Scan the listing below. Copy each line that contains "interviewer".

Start of Records supplied

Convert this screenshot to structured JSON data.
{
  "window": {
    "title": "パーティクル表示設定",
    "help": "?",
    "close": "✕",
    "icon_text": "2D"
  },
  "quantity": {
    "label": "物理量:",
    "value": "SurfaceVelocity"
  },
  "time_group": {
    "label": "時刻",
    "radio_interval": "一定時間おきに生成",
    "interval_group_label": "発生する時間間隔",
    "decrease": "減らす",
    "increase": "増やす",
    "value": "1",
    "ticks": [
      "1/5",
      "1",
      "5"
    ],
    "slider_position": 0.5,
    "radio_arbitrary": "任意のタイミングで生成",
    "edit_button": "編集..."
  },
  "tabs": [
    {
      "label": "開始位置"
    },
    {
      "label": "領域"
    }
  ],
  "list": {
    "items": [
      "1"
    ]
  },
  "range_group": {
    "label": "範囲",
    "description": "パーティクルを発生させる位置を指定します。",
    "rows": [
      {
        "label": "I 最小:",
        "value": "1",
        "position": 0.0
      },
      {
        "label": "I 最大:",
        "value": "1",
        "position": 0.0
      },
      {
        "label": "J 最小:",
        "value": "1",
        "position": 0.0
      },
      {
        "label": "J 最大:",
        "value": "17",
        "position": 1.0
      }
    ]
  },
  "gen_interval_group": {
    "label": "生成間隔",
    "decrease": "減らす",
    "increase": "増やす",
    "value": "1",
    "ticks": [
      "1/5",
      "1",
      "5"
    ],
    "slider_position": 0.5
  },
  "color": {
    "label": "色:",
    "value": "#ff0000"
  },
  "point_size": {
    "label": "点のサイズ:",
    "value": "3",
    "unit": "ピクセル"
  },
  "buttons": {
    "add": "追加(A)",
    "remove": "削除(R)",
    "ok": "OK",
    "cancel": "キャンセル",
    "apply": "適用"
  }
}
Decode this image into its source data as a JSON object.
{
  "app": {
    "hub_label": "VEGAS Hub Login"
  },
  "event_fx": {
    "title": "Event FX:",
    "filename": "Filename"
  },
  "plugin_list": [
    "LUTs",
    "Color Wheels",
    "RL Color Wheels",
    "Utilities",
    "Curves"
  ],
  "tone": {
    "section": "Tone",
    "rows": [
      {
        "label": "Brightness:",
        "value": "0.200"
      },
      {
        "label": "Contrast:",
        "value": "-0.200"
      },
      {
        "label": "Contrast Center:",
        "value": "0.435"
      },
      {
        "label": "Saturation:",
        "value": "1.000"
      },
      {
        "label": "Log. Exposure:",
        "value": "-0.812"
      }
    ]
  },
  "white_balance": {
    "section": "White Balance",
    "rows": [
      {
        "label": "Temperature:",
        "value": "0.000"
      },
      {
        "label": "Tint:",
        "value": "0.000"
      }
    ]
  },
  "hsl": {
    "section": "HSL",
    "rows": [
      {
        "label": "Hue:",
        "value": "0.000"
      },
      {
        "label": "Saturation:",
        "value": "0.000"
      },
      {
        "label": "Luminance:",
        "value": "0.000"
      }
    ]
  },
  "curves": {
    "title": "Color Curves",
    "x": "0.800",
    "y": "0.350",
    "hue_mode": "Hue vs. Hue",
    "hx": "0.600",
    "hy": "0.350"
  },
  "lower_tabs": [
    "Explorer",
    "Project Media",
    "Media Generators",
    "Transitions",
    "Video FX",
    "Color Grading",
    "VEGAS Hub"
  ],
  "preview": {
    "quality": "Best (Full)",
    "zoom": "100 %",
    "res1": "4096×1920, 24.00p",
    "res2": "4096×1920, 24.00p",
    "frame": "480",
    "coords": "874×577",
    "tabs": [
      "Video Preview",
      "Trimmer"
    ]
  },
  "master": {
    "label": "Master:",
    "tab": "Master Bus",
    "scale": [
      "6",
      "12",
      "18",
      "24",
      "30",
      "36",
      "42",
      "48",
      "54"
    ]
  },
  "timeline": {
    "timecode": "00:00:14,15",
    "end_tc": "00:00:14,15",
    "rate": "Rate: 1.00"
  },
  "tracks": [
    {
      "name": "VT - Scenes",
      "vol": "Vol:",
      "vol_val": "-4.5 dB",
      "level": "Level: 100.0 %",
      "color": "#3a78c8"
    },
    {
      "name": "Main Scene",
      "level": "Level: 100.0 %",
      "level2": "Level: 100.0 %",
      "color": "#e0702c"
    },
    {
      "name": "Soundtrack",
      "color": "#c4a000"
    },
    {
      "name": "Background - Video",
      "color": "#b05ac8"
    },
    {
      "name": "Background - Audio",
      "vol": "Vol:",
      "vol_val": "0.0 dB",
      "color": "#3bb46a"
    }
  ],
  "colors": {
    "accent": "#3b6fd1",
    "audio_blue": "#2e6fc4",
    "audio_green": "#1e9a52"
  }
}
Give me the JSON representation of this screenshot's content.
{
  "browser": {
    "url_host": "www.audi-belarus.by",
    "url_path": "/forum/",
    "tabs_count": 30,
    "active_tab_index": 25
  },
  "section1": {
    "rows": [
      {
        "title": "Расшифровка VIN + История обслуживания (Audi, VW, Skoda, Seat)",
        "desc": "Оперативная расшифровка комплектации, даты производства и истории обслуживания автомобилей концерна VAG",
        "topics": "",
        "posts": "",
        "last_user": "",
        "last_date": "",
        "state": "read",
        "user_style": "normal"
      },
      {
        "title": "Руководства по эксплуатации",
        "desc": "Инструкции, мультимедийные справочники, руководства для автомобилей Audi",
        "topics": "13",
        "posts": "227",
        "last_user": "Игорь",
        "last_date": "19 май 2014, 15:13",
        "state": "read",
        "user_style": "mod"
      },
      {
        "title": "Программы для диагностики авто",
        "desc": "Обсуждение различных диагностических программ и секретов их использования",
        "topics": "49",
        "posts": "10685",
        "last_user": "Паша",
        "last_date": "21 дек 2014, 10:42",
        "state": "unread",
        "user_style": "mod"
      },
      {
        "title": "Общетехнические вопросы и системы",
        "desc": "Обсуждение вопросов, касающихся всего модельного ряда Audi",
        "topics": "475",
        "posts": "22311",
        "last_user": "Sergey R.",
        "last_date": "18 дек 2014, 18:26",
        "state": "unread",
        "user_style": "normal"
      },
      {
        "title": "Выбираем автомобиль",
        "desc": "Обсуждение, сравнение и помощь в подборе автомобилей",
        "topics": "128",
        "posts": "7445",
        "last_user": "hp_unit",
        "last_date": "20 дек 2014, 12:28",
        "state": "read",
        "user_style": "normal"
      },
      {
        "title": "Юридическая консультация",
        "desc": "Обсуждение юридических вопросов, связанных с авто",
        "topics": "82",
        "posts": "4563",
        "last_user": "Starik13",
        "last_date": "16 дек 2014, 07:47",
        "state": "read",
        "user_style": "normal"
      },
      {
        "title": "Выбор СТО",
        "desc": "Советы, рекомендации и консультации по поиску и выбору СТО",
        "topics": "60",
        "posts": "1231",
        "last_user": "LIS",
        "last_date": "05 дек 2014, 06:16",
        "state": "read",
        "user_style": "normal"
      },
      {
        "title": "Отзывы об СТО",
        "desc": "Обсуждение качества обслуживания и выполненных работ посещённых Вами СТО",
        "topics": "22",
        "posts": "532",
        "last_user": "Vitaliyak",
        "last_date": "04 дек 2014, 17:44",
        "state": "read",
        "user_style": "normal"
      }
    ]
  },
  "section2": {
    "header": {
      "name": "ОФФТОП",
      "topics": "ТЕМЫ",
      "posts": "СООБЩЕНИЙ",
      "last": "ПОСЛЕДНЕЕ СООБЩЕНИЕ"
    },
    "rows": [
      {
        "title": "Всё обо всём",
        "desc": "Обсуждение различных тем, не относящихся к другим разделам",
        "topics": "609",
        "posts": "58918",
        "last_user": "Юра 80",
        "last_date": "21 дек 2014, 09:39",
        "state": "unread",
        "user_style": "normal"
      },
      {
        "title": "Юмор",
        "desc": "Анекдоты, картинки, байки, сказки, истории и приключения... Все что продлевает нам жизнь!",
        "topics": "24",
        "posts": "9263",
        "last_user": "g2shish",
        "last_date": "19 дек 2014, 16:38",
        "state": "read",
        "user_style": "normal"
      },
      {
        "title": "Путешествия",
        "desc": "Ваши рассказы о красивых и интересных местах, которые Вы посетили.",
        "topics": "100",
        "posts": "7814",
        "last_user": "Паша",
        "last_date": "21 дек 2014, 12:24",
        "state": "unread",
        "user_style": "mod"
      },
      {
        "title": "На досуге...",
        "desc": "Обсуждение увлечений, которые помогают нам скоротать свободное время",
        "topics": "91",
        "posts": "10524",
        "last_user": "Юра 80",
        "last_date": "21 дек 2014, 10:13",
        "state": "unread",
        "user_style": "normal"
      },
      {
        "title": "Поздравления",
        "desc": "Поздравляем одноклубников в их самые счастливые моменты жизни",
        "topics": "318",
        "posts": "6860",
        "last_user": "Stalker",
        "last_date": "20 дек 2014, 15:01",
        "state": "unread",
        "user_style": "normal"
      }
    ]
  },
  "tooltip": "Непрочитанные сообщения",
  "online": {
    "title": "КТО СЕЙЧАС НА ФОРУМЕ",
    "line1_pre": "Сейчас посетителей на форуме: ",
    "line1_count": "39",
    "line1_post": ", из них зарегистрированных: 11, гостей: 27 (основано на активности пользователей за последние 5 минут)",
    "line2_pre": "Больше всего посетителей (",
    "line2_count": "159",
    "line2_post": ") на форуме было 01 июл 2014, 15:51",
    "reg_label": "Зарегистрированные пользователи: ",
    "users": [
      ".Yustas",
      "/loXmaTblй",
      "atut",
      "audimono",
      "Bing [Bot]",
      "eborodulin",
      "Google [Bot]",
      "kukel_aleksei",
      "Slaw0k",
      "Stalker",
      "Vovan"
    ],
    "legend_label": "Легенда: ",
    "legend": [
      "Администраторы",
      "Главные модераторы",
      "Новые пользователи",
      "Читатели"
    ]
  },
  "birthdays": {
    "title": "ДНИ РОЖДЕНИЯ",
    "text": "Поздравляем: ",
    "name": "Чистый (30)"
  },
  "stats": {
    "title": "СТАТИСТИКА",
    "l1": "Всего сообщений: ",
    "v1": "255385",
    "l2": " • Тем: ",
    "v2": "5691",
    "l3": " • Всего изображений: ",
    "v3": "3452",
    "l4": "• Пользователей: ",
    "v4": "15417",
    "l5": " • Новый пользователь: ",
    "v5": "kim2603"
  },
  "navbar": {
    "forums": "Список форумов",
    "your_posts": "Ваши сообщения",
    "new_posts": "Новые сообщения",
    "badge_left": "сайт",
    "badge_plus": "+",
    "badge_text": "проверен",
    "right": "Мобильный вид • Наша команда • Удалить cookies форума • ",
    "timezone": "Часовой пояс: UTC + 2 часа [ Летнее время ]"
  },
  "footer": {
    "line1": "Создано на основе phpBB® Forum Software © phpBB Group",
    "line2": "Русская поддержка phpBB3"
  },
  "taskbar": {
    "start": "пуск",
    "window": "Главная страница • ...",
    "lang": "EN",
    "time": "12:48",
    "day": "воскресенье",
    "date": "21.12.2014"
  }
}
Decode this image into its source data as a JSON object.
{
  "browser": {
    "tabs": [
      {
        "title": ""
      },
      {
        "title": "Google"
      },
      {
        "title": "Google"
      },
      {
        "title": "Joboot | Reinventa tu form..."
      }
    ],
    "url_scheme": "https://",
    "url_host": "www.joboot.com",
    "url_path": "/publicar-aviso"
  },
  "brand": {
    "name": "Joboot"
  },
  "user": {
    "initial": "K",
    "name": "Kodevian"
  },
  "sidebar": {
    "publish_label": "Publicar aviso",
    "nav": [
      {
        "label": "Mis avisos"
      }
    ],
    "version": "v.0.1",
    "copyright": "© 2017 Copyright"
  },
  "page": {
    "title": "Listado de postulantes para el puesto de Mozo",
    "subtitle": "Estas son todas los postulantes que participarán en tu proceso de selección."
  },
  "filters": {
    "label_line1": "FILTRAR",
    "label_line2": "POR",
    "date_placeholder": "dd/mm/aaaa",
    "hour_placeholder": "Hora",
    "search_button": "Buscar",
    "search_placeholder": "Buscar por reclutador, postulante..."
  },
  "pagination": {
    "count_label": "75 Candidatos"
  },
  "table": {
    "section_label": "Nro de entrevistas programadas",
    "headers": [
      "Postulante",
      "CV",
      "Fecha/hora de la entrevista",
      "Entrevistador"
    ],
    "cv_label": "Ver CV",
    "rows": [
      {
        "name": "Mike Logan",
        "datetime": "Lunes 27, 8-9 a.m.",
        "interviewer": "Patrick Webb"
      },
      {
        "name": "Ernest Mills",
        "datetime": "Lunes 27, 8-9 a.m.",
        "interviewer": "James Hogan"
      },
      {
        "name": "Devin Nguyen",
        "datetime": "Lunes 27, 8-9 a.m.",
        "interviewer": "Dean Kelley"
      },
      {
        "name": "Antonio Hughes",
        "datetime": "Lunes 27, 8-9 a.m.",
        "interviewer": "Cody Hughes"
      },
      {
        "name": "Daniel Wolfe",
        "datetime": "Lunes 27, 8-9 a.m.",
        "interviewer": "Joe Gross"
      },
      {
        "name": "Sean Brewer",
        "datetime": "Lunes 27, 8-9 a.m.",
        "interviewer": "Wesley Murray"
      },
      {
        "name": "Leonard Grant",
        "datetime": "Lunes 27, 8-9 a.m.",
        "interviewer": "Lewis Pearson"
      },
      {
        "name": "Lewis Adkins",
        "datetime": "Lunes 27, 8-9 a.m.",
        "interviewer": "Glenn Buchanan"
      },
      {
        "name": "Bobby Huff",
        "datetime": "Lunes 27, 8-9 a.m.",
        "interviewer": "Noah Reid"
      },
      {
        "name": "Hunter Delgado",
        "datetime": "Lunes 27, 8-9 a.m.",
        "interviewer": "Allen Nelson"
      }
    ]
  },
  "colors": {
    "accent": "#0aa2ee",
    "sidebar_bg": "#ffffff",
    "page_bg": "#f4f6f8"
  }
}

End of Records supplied

Task solution:
        "interviewer": "Patrick Webb"
        "interviewer": "James Hogan"
        "interviewer": "Dean Kelley"
        "interviewer": "Cody Hughes"
        "interviewer": "Joe Gross"
        "interviewer": "Wesley Murray"
        "interviewer": "Lewis Pearson"
        "interviewer": "Glenn Buchanan"
        "interviewer": "Noah Reid"
        "interviewer": "Allen Nelson"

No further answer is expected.